The first thing to say about this release
from Swedish label Musica Rediviva is
how well it is conceived and presented.
The idea was to make an ad hoc organ
tour of small historic organs in Sweden,
with an organist, and to record some
appropriate literature on each instrument.
This has been marvellously achieved;
each instrument is a gem and the accompanying
43 page booklet contains not only full
details of the instruments and registrations
but also a full social and cultural
history of the buildings and areas where
they are to be found. It also features
some great photography. This has clearly
been a labour of love for its creators,
but the result has vindicated their
efforts. It is a model release.
The instruments were
built between 1604 and 1783. Actually,
the pipework of the Morlanda organ dates
mostly from 1715, so the earliest sounds
are really those of the 1667 Joachim
Richborn organ in Skokloster. What a
charming sound this, tuned, just as
the instruments in Morlanda and Tjallmo,
in 1/4 comma meantone, and ideally shown
off in the Variations on 'Wehe, Windgen,
Wehe' from the Tabulatura Nova of Scheidt.
The Morlanda organ I actually played
briefly during its restoration in the
workshops of the Gothenburg Organ Art
Centre in 2000. Originally built in
Denmark in 1604, the majority of the
pipes dates from a rebuild and re-housing

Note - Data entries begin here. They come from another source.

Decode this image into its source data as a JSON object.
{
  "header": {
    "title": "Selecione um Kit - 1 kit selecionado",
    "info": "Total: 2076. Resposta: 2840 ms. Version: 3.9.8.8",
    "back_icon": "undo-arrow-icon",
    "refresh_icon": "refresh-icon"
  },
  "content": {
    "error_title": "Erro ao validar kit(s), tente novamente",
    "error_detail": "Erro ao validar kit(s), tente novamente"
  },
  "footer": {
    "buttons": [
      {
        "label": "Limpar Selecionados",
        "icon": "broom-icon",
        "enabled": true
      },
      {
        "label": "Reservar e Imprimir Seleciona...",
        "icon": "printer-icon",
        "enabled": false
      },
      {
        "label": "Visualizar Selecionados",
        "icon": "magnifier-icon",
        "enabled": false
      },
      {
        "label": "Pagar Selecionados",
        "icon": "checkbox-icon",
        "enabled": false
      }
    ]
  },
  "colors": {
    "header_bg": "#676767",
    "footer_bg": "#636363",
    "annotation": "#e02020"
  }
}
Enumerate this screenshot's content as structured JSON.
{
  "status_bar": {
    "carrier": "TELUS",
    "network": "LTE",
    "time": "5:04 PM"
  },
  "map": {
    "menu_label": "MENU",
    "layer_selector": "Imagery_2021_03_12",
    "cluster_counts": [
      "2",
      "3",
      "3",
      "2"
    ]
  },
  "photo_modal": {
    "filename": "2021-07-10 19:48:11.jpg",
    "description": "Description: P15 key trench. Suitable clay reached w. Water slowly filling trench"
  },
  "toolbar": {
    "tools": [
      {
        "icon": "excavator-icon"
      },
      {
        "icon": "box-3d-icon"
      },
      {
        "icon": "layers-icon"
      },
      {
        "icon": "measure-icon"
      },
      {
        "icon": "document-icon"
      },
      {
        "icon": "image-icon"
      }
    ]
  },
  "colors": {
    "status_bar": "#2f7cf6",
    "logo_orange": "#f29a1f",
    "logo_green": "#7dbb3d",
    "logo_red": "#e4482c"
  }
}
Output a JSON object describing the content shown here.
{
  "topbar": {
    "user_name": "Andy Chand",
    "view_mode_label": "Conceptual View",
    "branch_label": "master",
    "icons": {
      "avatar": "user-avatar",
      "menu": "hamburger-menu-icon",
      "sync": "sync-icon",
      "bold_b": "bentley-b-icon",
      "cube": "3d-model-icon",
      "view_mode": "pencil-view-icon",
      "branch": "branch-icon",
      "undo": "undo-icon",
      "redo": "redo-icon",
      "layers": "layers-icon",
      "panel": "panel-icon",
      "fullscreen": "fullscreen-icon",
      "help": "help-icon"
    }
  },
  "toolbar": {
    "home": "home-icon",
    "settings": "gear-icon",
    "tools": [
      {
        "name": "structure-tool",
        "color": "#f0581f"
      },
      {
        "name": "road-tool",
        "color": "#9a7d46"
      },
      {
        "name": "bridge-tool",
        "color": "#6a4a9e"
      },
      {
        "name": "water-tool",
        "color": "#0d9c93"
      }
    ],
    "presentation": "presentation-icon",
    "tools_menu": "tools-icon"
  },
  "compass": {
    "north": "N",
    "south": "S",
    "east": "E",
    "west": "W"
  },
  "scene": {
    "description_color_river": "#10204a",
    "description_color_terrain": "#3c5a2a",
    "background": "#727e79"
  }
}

in 1715 by Elias Wittig of Gothenburg.
This intimate instrument, hand pumped,
is well demonstrated in the Scheidt
Fantasia and the Galliarda of Scheidemann.
The most famous instrument on the disc
is Cahmann's 1728 organ for the church
at Leufsta Bruk. This is a fascinating
organ, the largest preserved instrument
of Johan Niclas Cahmann, who, together
with his father, can probably be considered
the most important organ builder in
Sweden in the 100 years between 1650
and 1750. This organ was the subject
of a number of interesting essays in
the book, 'The Organ as a Mirror of
its Time', (ed, Snyder, OUP 2002) to
which I refer the interested reader.
Here it sounds gorgeous, the bold principals
and mesmeric 4' flute especially memorable.
At 2/28 this is the largest instrument
on the CD. The instrument received a
rather early, 1964, restoration by Marcussen,
when it was tuned in equal temperament.
Since this recording was made a further
restoration has taken place. I can't
wait to hear the result!
The remainder of the
instruments date from the second half
of the 18th century. Most memorable
are the two 4' flutes used in the wonderful
Mozart F major Andante from Jonsered.
The other instruments, the tiny Yttergran
organ, and the organ at Borstil, which
consists of little more than a wonderfully
steely tierce-dominated plenum, are
demonstrated with well chosen nuggets
If I were to place
a small question-mark against this release,
then it would concern the playing as
it relates to the overall concept. Naoko
Imai, a former student of Zsigmond Szathmary,
and organ teacher at the Tokyo National
University of Fine Arts, plays well
in general, with admirable sensitivity
for each challenging instrument she
performs on. I find her 18th century
repertoire better than her 17th century
which sometimes tends toward over-accentuation,
especially in weak parts of the bar.
However my over-riding concern is in
connection with the fact that the disc
lasts only 57 minutes. This is simply
not long enough to do justice to such
an abundance of organic riches. I find
it a shame that as a result Ms Imai
takes, for example a lengthy Scheidt
fantasia and plays it on six different
registrations in Morlanda. The booklet
gives us extensive details of the Leufsta
Bruk organ, including the mixture compositions,
but then we don't hear any of the mixtures!
This is then warmly
recommended for fabulous presentation,
good playing, and wonderful organs and
music. Buy it and be inspired to find
out more about these remarkable survivals.